So from the sage’s emptiness, stillness arises:

From stillness, action.  From action, attainment.

From their stillness comes their non-action, which is also action

For stillness is joy.  Joy is free from care

Fruitful in long years.

Joy does all things without concern:

For emptiness, stillness, tranquility, tastelessness,

Silence, and non-action

Are the root of all things.


~ From The Way of Chuang Tzu, by Thomas Merton, page 80-81.

-- Mark Yang

Read more posts by Mark Yang

Keep up with our community - follow us on Facebook and Twitter

Comments and Discussions

This is lovely material,

This is lovely material, Mark. What would you say is the place of discriminating thought (in contrast to compulsive or habitual thinking) in this Way? Sometimes I see that traditions which emphasize emptiness (like the Central Asian Sufi lineage with which I am most familiar personally) can be misread as anti-intellectual (i.e., opposed to reflection). I see a response to this misunderstanding in lines like, "the non-action of the wise man is not inaction" which you've quoted in your post. Would you like to say more about that? Thanks for your post--the "fasting of the mind" is very familiar for me too--from the Semitic traditions that frame fasting in very similar terms.

Thanks for your comment Mark.

Thanks for your comment Mark. I’m glad to see someone else admiring the beauty of the imagery offered by Zhuangzi and Lao Tzu. The beauty is certainly enhanced when it’s shared.

In thinking about discriminating thought, I think of wisdom, the wisdom necessary in discernment. According to the Tao Te Ching, such wisdom comes from darkness, from suffering, from the confrontation with our own existence. It also comes from stillness and the contemplation that comes from going inward into the stillness. This like you said is in contrast to compulsive (galloping of the mind) or habitual (mindless) thinking.

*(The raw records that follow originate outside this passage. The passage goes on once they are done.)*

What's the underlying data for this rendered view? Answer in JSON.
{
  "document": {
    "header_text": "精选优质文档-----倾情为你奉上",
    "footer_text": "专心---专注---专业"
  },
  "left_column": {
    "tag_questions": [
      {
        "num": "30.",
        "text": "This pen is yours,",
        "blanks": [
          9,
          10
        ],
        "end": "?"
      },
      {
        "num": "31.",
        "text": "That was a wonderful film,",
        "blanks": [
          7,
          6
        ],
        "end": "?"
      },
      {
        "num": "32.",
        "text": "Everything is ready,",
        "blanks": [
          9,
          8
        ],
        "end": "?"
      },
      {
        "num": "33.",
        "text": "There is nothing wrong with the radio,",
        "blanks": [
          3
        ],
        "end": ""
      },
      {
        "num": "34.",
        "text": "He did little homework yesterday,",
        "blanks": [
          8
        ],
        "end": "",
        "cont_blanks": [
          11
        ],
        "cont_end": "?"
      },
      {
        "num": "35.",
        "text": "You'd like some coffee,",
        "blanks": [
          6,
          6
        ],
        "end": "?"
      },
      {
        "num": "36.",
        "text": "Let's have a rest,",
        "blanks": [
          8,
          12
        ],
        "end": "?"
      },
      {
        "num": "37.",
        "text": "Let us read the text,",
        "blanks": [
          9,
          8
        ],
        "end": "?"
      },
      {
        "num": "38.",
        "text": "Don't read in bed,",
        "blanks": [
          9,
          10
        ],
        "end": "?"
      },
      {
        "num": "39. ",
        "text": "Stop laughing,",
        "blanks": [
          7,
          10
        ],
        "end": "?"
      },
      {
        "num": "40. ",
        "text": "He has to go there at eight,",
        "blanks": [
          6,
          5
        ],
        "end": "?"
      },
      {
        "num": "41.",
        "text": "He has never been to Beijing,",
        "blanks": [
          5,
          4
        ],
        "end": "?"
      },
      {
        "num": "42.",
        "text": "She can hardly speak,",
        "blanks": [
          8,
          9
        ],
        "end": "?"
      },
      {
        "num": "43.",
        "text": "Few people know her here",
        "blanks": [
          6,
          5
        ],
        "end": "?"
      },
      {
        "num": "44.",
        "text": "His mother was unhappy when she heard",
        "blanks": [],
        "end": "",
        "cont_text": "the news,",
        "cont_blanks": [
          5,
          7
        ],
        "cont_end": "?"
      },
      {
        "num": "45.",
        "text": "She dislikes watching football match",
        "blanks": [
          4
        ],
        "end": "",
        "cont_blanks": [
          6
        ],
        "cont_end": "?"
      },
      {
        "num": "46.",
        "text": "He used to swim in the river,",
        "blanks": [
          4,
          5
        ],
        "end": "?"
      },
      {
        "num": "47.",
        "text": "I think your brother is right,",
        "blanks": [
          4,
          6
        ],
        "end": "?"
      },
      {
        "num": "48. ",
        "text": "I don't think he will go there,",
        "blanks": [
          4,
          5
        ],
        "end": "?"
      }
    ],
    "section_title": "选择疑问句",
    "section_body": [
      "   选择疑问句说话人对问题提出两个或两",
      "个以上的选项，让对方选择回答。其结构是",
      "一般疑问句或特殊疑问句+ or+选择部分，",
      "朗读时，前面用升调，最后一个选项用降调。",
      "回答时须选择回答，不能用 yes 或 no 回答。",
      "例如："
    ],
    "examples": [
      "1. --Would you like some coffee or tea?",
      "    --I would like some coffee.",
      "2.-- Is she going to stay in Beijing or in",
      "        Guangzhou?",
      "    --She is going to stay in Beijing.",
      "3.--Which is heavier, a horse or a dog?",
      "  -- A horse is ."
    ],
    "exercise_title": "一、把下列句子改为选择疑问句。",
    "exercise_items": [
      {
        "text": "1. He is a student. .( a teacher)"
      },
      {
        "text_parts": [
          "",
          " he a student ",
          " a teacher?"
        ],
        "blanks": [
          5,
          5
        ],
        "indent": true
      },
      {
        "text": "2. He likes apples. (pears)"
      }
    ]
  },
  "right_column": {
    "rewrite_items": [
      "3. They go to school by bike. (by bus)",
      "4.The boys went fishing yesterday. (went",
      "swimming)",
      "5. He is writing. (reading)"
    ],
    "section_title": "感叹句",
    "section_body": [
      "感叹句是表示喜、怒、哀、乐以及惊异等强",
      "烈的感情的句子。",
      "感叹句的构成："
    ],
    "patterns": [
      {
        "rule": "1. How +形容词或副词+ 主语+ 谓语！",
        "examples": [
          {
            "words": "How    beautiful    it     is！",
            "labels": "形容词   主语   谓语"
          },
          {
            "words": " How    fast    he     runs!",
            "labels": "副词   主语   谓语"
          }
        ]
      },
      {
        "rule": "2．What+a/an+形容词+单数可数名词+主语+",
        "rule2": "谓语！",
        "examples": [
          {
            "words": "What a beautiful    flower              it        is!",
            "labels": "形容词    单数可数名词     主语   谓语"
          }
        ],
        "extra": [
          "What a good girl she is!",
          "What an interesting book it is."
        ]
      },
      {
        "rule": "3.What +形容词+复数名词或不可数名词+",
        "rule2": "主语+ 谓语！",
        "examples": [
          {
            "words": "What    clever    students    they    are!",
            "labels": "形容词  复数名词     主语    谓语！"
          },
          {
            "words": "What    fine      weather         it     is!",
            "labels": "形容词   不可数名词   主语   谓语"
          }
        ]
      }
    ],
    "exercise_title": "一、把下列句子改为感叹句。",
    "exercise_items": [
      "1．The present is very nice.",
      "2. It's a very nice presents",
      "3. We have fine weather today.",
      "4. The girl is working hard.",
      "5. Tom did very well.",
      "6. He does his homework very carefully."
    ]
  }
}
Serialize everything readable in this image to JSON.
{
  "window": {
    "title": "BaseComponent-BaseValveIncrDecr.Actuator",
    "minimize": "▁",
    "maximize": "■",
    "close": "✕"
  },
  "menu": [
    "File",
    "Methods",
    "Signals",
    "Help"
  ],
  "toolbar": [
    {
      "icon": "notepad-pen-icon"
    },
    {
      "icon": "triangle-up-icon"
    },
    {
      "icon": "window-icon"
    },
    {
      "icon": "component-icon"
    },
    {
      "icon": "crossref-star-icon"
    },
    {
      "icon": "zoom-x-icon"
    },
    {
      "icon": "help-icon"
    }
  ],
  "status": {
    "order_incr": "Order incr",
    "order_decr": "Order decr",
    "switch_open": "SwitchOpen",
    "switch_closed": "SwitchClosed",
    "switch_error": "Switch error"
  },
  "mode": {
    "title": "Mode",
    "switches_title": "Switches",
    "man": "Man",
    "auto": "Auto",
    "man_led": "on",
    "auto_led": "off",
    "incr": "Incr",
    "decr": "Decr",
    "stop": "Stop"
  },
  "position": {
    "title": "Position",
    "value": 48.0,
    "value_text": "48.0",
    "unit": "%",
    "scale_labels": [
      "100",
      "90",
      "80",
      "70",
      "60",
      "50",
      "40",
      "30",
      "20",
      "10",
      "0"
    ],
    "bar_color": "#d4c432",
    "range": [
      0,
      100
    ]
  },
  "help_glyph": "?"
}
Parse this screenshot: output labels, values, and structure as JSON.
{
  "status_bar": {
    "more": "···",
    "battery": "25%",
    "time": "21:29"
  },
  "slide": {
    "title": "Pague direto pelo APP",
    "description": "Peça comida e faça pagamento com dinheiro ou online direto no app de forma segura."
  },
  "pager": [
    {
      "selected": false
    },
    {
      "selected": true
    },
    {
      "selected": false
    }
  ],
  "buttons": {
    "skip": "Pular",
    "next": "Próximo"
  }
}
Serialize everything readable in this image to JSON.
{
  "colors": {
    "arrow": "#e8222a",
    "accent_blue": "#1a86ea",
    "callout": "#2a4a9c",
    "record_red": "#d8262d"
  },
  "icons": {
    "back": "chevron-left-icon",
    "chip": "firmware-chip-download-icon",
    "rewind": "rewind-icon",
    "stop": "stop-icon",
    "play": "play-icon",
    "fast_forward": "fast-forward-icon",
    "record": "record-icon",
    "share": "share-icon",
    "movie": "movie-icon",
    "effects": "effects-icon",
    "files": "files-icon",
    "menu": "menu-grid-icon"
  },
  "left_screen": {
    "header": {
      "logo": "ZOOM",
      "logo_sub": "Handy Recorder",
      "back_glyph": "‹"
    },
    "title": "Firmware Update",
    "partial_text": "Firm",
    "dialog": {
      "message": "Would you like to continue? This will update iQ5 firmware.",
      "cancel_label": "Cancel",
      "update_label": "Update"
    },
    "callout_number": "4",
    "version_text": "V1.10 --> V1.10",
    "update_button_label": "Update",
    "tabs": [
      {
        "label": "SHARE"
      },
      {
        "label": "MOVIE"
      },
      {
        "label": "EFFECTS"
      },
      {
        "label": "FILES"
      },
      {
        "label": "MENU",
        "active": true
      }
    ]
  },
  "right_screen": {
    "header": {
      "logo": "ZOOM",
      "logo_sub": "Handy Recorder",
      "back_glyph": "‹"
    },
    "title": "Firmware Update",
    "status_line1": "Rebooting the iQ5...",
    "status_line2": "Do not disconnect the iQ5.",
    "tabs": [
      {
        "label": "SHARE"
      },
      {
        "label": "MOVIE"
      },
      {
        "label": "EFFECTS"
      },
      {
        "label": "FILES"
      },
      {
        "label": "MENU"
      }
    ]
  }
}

My view and understanding of Zhuangzi’s critique of intellectuals is that he is critical about a non-holistic, unnatural way of knowing. I imagine Zhuangzi would be critical of our empirical ways of knowing now that is overly unbalanced towards the intellect. Zhuangzi and Lao Tzu both strongly advocated for what is natural and not to go against nature. Both of them would agree with the quote by Yeats, “some truths we embody and do not know.”
Finally, my reflections about action and inaction can be summed up in the paradox that less is more. To the untrained eye, the inactive, purposeful holding back of the therapist appears like its inaction. When in fact, such “inaction” is full of action. The silences are not empty but pregnant with deep introspection. In the words of Jackie Chan in the latest incarnation of the Karate Kid, “There is a big difference between being still and doing nothing.” Being still is full of action, whereas doing nothing is exactly that, nothing!

Facebook Twitter LinkedIn YouTube Google Plus